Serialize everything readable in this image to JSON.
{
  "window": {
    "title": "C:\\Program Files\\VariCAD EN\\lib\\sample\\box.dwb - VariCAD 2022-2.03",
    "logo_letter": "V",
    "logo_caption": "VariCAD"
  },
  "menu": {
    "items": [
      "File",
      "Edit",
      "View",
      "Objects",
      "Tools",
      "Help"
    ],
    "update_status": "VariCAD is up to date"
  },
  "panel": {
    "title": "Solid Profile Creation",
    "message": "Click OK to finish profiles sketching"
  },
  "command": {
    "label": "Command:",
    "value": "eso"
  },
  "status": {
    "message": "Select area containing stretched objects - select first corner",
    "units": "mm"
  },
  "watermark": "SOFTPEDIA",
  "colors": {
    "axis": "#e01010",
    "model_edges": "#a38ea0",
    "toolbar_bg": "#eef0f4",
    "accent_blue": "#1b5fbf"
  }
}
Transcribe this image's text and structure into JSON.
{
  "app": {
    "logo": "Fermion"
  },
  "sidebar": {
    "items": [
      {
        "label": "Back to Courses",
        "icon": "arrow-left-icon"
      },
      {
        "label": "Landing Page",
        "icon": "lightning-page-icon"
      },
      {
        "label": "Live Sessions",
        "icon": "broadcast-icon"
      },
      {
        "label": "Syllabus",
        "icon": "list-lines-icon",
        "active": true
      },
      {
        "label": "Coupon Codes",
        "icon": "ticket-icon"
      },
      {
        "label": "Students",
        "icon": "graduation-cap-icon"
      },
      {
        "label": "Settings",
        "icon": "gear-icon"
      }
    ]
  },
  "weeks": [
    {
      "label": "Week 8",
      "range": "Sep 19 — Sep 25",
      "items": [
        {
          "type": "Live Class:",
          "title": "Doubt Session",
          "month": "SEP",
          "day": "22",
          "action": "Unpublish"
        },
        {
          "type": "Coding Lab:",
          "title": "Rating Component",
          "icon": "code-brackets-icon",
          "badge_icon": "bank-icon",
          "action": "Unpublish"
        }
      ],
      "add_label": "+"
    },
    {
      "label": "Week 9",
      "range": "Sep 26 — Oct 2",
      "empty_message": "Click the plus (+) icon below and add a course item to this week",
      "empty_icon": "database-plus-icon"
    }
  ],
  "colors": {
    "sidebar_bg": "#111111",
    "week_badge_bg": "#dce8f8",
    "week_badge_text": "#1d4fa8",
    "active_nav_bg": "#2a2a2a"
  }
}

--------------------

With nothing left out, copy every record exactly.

Serialize everything readable in this image to JSON.
{
  "window": {
    "title": "C:\\Program Files\\VariCAD EN\\lib\\sample\\box.dwb - VariCAD 2022-2.03",
    "logo_letter": "V",
    "logo_caption": "VariCAD"
  },
  "menu": {
    "items": [
      "File",
      "Edit",
      "View",
      "Objects",
      "Tools",
      "Help"
    ],
    "update_status": "VariCAD is up to date"
  },
  "panel": {
    "title": "Solid Profile Creation",
    "message": "Click OK to finish profiles sketching"
  },
  "command": {
    "label": "Command:",
    "value": "eso"
  },
  "status": {
    "message": "Select area containing stretched objects - select first corner",
    "units": "mm"
  },
  "watermark": "SOFTPEDIA",
  "colors": {
    "axis": "#e01010",
    "model_edges": "#a38ea0",
    "toolbar_bg": "#eef0f4",
    "accent_blue": "#1b5fbf"
  }
}
Transcribe this image's text and structure into JSON.
{
  "app": {
    "logo": "Fermion"
  },
  "sidebar": {
    "items": [
      {
        "label": "Back to Courses",
        "icon": "arrow-left-icon"
      },
      {
        "label": "Landing Page",
        "icon": "lightning-page-icon"
      },
      {
        "label": "Live Sessions",
        "icon": "broadcast-icon"
      },
      {
        "label": "Syllabus",
        "icon": "list-lines-icon",
        "active": true
      },
      {
        "label": "Coupon Codes",
        "icon": "ticket-icon"
      },
      {
        "label": "Students",
        "icon": "graduation-cap-icon"
      },
      {
        "label": "Settings",
        "icon": "gear-icon"
      }
    ]
  },
  "weeks": [
    {
      "label": "Week 8",
      "range": "Sep 19 — Sep 25",
      "items": [
        {
          "type": "Live Class:",
          "title": "Doubt Session",
          "month": "SEP",
          "day": "22",
          "action": "Unpublish"
        },
        {
          "type": "Coding Lab:",
          "title": "Rating Component",
          "icon": "code-brackets-icon",
          "badge_icon": "bank-icon",
          "action": "Unpublish"
        }
      ],
      "add_label": "+"
    },
    {
      "label": "Week 9",
      "range": "Sep 26 — Oct 2",
      "empty_message": "Click the plus (+) icon below and add a course item to this week",
      "empty_icon": "database-plus-icon"
    }
  ],
  "colors": {
    "sidebar_bg": "#111111",
    "week_badge_bg": "#dce8f8",
    "week_badge_text": "#1d4fa8",
    "active_nav_bg": "#2a2a2a"
  }
}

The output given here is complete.